**What is needed**
Every entry must appear in the answer exactly as written.

**Given information**
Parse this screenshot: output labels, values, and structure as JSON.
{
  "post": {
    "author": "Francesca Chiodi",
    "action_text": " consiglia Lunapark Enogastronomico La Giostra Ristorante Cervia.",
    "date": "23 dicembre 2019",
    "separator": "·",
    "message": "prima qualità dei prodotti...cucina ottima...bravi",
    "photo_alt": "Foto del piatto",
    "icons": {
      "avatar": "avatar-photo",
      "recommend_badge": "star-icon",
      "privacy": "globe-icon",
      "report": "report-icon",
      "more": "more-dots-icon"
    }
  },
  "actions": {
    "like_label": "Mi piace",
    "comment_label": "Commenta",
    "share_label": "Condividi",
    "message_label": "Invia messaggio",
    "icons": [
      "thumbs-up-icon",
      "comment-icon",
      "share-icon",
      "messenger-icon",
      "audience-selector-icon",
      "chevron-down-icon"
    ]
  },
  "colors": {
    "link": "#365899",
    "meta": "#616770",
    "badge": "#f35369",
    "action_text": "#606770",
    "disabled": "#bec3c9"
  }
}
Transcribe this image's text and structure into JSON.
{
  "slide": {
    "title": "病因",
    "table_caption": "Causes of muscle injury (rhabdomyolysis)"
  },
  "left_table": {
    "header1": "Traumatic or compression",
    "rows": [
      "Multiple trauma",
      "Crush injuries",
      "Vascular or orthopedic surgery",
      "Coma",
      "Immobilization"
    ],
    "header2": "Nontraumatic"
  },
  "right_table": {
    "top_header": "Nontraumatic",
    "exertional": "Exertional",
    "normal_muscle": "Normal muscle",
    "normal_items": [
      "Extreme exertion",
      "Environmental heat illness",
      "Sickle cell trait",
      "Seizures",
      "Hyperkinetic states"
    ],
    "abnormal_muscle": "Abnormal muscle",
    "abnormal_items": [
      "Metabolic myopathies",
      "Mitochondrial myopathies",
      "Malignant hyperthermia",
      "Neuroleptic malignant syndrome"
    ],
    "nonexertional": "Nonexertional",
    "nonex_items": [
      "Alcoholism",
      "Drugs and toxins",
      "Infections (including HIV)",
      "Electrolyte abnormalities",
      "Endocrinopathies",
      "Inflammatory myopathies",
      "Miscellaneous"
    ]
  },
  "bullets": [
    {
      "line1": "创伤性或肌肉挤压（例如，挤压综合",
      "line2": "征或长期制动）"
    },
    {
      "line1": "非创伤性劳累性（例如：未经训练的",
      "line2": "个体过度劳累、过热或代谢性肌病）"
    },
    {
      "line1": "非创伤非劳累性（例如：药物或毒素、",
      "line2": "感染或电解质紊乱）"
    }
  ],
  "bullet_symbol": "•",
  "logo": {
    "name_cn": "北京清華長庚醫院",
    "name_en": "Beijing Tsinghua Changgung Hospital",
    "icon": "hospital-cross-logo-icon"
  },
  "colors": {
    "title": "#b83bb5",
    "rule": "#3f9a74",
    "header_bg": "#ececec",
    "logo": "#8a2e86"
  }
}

**Answer section**
Parse this screenshot: output labels, values, and structure as JSON.
{
  "post": {
    "author": "Francesca Chiodi",
    "action_text": " consiglia Lunapark Enogastronomico La Giostra Ristorante Cervia.",
    "date": "23 dicembre 2019",
    "separator": "·",
    "message": "prima qualità dei prodotti...cucina ottima...bravi",
    "photo_alt": "Foto del piatto",
    "icons": {
      "avatar": "avatar-photo",
      "recommend_badge": "star-icon",
      "privacy": "globe-icon",
      "report": "report-icon",
      "more": "more-dots-icon"
    }
  },
  "actions": {
    "like_label": "Mi piace",
    "comment_label": "Commenta",
    "share_label": "Condividi",
    "message_label": "Invia messaggio",
    "icons": [
      "thumbs-up-icon",
      "comment-icon",
      "share-icon",
      "messenger-icon",
      "audience-selector-icon",
      "chevron-down-icon"
    ]
  },
  "colors": {
    "link": "#365899",
    "meta": "#616770",
    "badge": "#f35369",
    "action_text": "#606770",
    "disabled": "#bec3c9"
  }
}
Transcribe this image's text and structure into JSON.
{
  "slide": {
    "title": "病因",
    "table_caption": "Causes of muscle injury (rhabdomyolysis)"
  },
  "left_table": {
    "header1": "Traumatic or compression",
    "rows": [
      "Multiple trauma",
      "Crush injuries",
      "Vascular or orthopedic surgery",
      "Coma",
      "Immobilization"
    ],
    "header2": "Nontraumatic"
  },
  "right_table": {
    "top_header": "Nontraumatic",
    "exertional": "Exertional",
    "normal_muscle": "Normal muscle",
    "normal_items": [
      "Extreme exertion",
      "Environmental heat illness",
      "Sickle cell trait",
      "Seizures",
      "Hyperkinetic states"
    ],
    "abnormal_muscle": "Abnormal muscle",
    "abnormal_items": [
      "Metabolic myopathies",
      "Mitochondrial myopathies",
      "Malignant hyperthermia",
      "Neuroleptic malignant syndrome"
    ],
    "nonexertional": "Nonexertional",
    "nonex_items": [
      "Alcoholism",
      "Drugs and toxins",
      "Infections (including HIV)",
      "Electrolyte abnormalities",
      "Endocrinopathies",
      "Inflammatory myopathies",
      "Miscellaneous"
    ]
  },
  "bullets": [
    {
      "line1": "创伤性或肌肉挤压（例如，挤压综合",
      "line2": "征或长期制动）"
    },
    {
      "line1": "非创伤性劳累性（例如：未经训练的",
      "line2": "个体过度劳累、过热或代谢性肌病）"
    },
    {
      "line1": "非创伤非劳累性（例如：药物或毒素、",
      "line2": "感染或电解质紊乱）"
    }
  ],
  "bullet_symbol": "•",
  "logo": {
    "name_cn": "北京清華長庚醫院",
    "name_en": "Beijing Tsinghua Changgung Hospital",
    "icon": "hospital-cross-logo-icon"
  },
  "colors": {
    "title": "#b83bb5",
    "rule": "#3f9a74",
    "header_bg": "#ececec",
    "logo": "#8a2e86"
  }
}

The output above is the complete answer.